What is required:
The entries that follow are to be duplicated in full, character for character.

-------- Material to process --------

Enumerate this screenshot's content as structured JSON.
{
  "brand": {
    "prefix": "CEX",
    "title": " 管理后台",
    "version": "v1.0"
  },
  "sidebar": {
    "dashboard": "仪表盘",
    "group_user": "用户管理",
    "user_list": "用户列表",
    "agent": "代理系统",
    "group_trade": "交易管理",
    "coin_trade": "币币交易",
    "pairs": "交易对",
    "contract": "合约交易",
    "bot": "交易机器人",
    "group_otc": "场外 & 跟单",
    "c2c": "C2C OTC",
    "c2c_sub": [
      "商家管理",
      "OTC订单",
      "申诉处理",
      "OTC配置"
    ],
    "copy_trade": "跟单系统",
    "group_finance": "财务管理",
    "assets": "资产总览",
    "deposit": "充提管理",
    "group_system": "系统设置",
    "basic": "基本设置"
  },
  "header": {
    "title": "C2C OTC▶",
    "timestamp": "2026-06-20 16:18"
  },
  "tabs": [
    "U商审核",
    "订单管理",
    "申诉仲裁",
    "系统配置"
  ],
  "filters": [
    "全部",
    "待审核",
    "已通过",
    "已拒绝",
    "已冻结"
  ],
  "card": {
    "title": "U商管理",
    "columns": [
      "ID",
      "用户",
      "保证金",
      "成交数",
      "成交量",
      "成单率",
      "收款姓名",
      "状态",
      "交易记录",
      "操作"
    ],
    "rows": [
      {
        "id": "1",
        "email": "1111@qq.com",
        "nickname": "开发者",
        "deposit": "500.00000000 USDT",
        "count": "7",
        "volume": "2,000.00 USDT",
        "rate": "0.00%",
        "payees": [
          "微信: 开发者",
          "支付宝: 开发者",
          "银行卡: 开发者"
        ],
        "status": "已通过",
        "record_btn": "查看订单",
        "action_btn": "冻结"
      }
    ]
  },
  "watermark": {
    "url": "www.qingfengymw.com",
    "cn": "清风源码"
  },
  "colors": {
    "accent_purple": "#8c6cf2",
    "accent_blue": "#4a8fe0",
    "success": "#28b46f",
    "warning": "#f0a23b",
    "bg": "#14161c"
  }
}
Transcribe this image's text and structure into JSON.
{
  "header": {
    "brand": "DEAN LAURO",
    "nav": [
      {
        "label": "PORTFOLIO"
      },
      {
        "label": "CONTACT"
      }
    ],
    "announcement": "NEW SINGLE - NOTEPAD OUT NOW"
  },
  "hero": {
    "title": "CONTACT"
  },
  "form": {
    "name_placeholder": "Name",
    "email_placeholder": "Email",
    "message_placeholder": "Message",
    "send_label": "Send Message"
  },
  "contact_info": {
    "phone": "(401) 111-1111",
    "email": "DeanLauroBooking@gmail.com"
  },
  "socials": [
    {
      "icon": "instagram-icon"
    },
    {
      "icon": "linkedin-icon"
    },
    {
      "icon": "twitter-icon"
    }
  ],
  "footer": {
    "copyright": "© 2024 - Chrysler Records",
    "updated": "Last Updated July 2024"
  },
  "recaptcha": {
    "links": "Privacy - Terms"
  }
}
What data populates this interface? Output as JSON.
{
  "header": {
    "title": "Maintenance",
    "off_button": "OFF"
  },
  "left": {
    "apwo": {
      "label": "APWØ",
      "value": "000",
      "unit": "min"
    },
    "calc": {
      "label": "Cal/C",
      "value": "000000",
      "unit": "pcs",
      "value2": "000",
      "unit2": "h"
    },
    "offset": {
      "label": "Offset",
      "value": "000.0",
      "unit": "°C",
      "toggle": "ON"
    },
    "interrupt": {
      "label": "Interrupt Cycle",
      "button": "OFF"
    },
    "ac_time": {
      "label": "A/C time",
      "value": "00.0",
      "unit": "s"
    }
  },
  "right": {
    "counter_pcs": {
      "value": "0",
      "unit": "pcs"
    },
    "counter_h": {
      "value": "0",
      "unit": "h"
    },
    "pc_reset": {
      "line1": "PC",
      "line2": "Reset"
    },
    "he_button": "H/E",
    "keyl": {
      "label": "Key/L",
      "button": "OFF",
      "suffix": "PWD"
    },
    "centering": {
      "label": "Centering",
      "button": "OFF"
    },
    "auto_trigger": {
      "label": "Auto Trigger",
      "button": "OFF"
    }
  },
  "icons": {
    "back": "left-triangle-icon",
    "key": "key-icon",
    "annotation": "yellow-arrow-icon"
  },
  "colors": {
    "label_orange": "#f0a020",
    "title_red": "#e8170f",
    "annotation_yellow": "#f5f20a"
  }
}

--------

Written reply:
Enumerate this screenshot's content as structured JSON.
{
  "brand": {
    "prefix": "CEX",
    "title": " 管理后台",
    "version": "v1.0"
  },
  "sidebar": {
    "dashboard": "仪表盘",
    "group_user": "用户管理",
    "user_list": "用户列表",
    "agent": "代理系统",
    "group_trade": "交易管理",
    "coin_trade": "币币交易",
    "pairs": "交易对",
    "contract": "合约交易",
    "bot": "交易机器人",
    "group_otc": "场外 & 跟单",
    "c2c": "C2C OTC",
    "c2c_sub": [
      "商家管理",
      "OTC订单",
      "申诉处理",
      "OTC配置"
    ],
    "copy_trade": "跟单系统",
    "group_finance": "财务管理",
    "assets": "资产总览",
    "deposit": "充提管理",
    "group_system": "系统设置",
    "basic": "基本设置"
  },
  "header": {
    "title": "C2C OTC▶",
    "timestamp": "2026-06-20 16:18"
  },
  "tabs": [
    "U商审核",
    "订单管理",
    "申诉仲裁",
    "系统配置"
  ],
  "filters": [
    "全部",
    "待审核",
    "已通过",
    "已拒绝",
    "已冻结"
  ],
  "card": {
    "title": "U商管理",
    "columns": [
      "ID",
      "用户",
      "保证金",
      "成交数",
      "成交量",
      "成单率",
      "收款姓名",
      "状态",
      "交易记录",
      "操作"
    ],
    "rows": [
      {
        "id": "1",
        "email": "1111@qq.com",
        "nickname": "开发者",
        "deposit": "500.00000000 USDT",
        "count": "7",
        "volume": "2,000.00 USDT",
        "rate": "0.00%",
        "payees": [
          "微信: 开发者",
          "支付宝: 开发者",
          "银行卡: 开发者"
        ],
        "status": "已通过",
        "record_btn": "查看订单",
        "action_btn": "冻结"
      }
    ]
  },
  "watermark": {
    "url": "www.qingfengymw.com",
    "cn": "清风源码"
  },
  "colors": {
    "accent_purple": "#8c6cf2",
    "accent_blue": "#4a8fe0",
    "success": "#28b46f",
    "warning": "#f0a23b",
    "bg": "#14161c"
  }
}
Transcribe this image's text and structure into JSON.
{
  "header": {
    "brand": "DEAN LAURO",
    "nav": [
      {
        "label": "PORTFOLIO"
      },
      {
        "label": "CONTACT"
      }
    ],
    "announcement": "NEW SINGLE - NOTEPAD OUT NOW"
  },
  "hero": {
    "title": "CONTACT"
  },
  "form": {
    "name_placeholder": "Name",
    "email_placeholder": "Email",
    "message_placeholder": "Message",
    "send_label": "Send Message"
  },
  "contact_info": {
    "phone": "(401) 111-1111",
    "email": "DeanLauroBooking@gmail.com"
  },
  "socials": [
    {
      "icon": "instagram-icon"
    },
    {
      "icon": "linkedin-icon"
    },
    {
      "icon": "twitter-icon"
    }
  ],
  "footer": {
    "copyright": "© 2024 - Chrysler Records",
    "updated": "Last Updated July 2024"
  },
  "recaptcha": {
    "links": "Privacy - Terms"
  }
}
What data populates this interface? Output as JSON.
{
  "header": {
    "title": "Maintenance",
    "off_button": "OFF"
  },
  "left": {
    "apwo": {
      "label": "APWØ",
      "value": "000",
      "unit": "min"
    },
    "calc": {
      "label": "Cal/C",
      "value": "000000",
      "unit": "pcs",
      "value2": "000",
      "unit2": "h"
    },
    "offset": {
      "label": "Offset",
      "value": "000.0",
      "unit": "°C",
      "toggle": "ON"
    },
    "interrupt": {
      "label": "Interrupt Cycle",
      "button": "OFF"
    },
    "ac_time": {
      "label": "A/C time",
      "value": "00.0",
      "unit": "s"
    }
  },
  "right": {
    "counter_pcs": {
      "value": "0",
      "unit": "pcs"
    },
    "counter_h": {
      "value": "0",
      "unit": "h"
    },
    "pc_reset": {
      "line1": "PC",
      "line2": "Reset"
    },
    "he_button": "H/E",
    "keyl": {
      "label": "Key/L",
      "button": "OFF",
      "suffix": "PWD"
    },
    "centering": {
      "label": "Centering",
      "button": "OFF"
    },
    "auto_trigger": {
      "label": "Auto Trigger",
      "button": "OFF"
    }
  },
  "icons": {
    "back": "left-triangle-icon",
    "key": "key-icon",
    "annotation": "yellow-arrow-icon"
  },
  "colors": {
    "label_orange": "#f0a020",
    "title_red": "#e8170f",
    "annotation_yellow": "#f5f20a"
  }
}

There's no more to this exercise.